*Provided entries:*
+ + + + + + +

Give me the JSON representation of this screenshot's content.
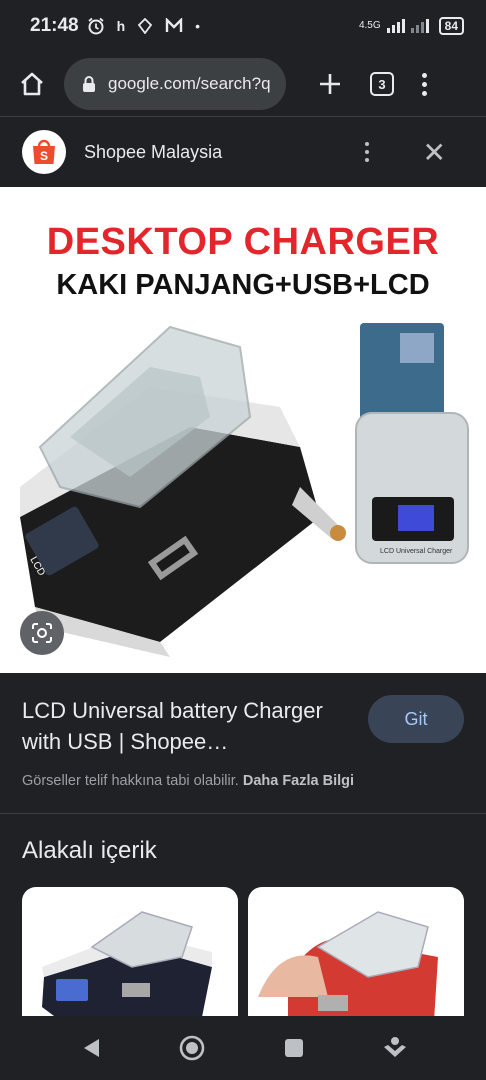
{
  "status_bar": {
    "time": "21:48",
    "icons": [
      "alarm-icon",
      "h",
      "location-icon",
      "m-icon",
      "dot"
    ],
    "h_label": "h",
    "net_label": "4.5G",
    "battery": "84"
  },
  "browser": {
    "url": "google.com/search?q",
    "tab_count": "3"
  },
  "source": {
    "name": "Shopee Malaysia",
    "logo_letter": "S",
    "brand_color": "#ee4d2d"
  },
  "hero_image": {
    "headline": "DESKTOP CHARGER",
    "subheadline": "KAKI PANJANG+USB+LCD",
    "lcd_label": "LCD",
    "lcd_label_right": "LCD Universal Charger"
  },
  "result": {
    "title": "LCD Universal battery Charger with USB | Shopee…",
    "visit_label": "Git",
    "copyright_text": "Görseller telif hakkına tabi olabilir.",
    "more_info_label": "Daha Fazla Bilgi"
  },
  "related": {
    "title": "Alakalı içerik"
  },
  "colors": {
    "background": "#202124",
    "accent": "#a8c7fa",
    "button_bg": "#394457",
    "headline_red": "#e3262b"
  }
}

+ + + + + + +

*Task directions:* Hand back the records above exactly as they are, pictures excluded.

*Answer section:*
Give me the JSON representation of this screenshot's content.
{
  "status_bar": {
    "time": "21:48",
    "icons": [
      "alarm-icon",
      "h",
      "location-icon",
      "m-icon",
      "dot"
    ],
    "h_label": "h",
    "net_label": "4.5G",
    "battery": "84"
  },
  "browser": {
    "url": "google.com/search?q",
    "tab_count": "3"
  },
  "source": {
    "name": "Shopee Malaysia",
    "logo_letter": "S",
    "brand_color": "#ee4d2d"
  },
  "hero_image": {
    "headline": "DESKTOP CHARGER",
    "subheadline": "KAKI PANJANG+USB+LCD",
    "lcd_label": "LCD",
    "lcd_label_right": "LCD Universal Charger"
  },
  "result": {
    "title": "LCD Universal battery Charger with USB | Shopee…",
    "visit_label": "Git",
    "copyright_text": "Görseller telif hakkına tabi olabilir.",
    "more_info_label": "Daha Fazla Bilgi"
  },
  "related": {
    "title": "Alakalı içerik"
  },
  "colors": {
    "background": "#202124",
    "accent": "#a8c7fa",
    "button_bg": "#394457",
    "headline_red": "#e3262b"
  }
}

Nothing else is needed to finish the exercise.